(Beginning of GIVEN DATA)

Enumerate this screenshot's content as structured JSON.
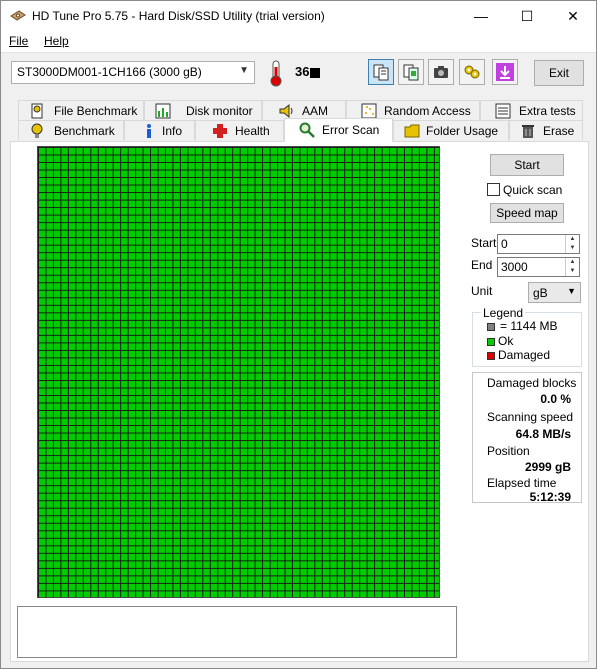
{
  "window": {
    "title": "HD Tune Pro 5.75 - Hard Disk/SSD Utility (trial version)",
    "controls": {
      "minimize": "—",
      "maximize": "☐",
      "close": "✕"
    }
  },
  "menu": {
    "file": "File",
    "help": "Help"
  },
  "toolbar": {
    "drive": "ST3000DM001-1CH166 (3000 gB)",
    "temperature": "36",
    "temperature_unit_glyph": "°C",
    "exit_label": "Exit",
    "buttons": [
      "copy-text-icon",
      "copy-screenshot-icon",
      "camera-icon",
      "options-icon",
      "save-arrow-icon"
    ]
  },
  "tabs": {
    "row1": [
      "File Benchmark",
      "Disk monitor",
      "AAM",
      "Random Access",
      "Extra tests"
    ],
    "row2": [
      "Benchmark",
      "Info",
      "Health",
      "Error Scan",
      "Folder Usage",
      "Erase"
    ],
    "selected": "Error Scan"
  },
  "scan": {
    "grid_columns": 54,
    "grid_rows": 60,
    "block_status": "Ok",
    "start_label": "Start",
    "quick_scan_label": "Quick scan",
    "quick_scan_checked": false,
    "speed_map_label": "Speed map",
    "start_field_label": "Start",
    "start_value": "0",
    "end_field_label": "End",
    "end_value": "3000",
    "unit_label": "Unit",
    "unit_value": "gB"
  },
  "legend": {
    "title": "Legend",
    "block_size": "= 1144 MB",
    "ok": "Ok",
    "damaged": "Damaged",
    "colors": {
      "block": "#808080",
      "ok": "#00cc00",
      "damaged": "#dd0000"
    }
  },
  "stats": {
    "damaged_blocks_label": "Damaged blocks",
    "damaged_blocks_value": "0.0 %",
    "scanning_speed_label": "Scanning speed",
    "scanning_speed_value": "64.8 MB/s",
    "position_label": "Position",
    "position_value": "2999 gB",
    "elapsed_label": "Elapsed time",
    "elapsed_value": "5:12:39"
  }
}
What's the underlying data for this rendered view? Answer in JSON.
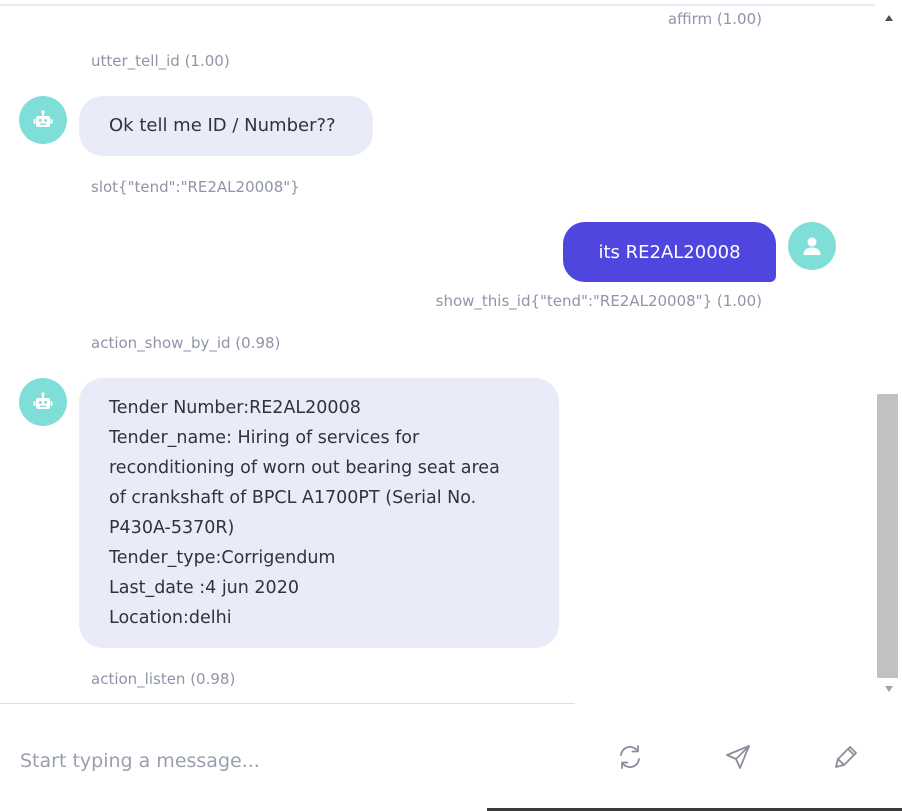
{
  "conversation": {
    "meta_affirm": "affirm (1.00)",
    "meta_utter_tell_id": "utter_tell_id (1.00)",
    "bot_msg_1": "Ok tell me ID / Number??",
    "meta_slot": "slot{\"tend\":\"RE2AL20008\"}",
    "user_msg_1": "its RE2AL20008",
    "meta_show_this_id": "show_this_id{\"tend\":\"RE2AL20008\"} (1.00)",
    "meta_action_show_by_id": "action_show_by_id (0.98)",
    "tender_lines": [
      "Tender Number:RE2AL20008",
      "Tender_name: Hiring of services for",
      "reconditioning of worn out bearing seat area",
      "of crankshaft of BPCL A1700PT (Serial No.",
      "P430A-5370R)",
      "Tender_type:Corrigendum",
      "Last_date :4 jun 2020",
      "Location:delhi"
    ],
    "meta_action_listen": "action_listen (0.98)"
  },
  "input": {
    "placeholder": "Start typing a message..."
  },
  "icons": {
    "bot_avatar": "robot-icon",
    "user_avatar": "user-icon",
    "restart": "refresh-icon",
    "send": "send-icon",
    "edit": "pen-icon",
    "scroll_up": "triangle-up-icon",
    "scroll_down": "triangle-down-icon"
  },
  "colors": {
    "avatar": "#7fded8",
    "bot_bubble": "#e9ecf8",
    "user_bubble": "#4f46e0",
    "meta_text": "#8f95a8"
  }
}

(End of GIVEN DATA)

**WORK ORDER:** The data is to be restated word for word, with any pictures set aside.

**EXPECTED ANSWER:**
Enumerate this screenshot's content as structured JSON.
{
  "window": {
    "title": "HD Tune Pro 5.75 - Hard Disk/SSD Utility (trial version)",
    "controls": {
      "minimize": "—",
      "maximize": "☐",
      "close": "✕"
    }
  },
  "menu": {
    "file": "File",
    "help": "Help"
  },
  "toolbar": {
    "drive": "ST3000DM001-1CH166 (3000 gB)",
    "temperature": "36",
    "temperature_unit_glyph": "°C",
    "exit_label": "Exit",
    "buttons": [
      "copy-text-icon",
      "copy-screenshot-icon",
      "camera-icon",
      "options-icon",
      "save-arrow-icon"
    ]
  },
  "tabs": {
    "row1": [
      "File Benchmark",
      "Disk monitor",
      "AAM",
      "Random Access",
      "Extra tests"
    ],
    "row2": [
      "Benchmark",
      "Info",
      "Health",
      "Error Scan",
      "Folder Usage",
      "Erase"
    ],
    "selected": "Error Scan"
  },
  "scan": {
    "grid_columns": 54,
    "grid_rows": 60,
    "block_status": "Ok",
    "start_label": "Start",
    "quick_scan_label": "Quick scan",
    "quick_scan_checked": false,
    "speed_map_label": "Speed map",
    "start_field_label": "Start",
    "start_value": "0",
    "end_field_label": "End",
    "end_value": "3000",
    "unit_label": "Unit",
    "unit_value": "gB"
  },
  "legend": {
    "title": "Legend",
    "block_size": "= 1144 MB",
    "ok": "Ok",
    "damaged": "Damaged",
    "colors": {
      "block": "#808080",
      "ok": "#00cc00",
      "damaged": "#dd0000"
    }
  },
  "stats": {
    "damaged_blocks_label": "Damaged blocks",
    "damaged_blocks_value": "0.0 %",
    "scanning_speed_label": "Scanning speed",
    "scanning_speed_value": "64.8 MB/s",
    "position_label": "Position",
    "position_value": "2999 gB",
    "elapsed_label": "Elapsed time",
    "elapsed_value": "5:12:39"
  }
}
What's the underlying data for this rendered view? Answer in JSON.
{
  "conversation": {
    "meta_affirm": "affirm (1.00)",
    "meta_utter_tell_id": "utter_tell_id (1.00)",
    "bot_msg_1": "Ok tell me ID / Number??",
    "meta_slot": "slot{\"tend\":\"RE2AL20008\"}",
    "user_msg_1": "its RE2AL20008",
    "meta_show_this_id": "show_this_id{\"tend\":\"RE2AL20008\"} (1.00)",
    "meta_action_show_by_id": "action_show_by_id (0.98)",
    "tender_lines": [
      "Tender Number:RE2AL20008",
      "Tender_name: Hiring of services for",
      "reconditioning of worn out bearing seat area",
      "of crankshaft of BPCL A1700PT (Serial No.",
      "P430A-5370R)",
      "Tender_type:Corrigendum",
      "Last_date :4 jun 2020",
      "Location:delhi"
    ],
    "meta_action_listen": "action_listen (0.98)"
  },
  "input": {
    "placeholder": "Start typing a message..."
  },
  "icons": {
    "bot_avatar": "robot-icon",
    "user_avatar": "user-icon",
    "restart": "refresh-icon",
    "send": "send-icon",
    "edit": "pen-icon",
    "scroll_up": "triangle-up-icon",
    "scroll_down": "triangle-down-icon"
  },
  "colors": {
    "avatar": "#7fded8",
    "bot_bubble": "#e9ecf8",
    "user_bubble": "#4f46e0",
    "meta_text": "#8f95a8"
  }
}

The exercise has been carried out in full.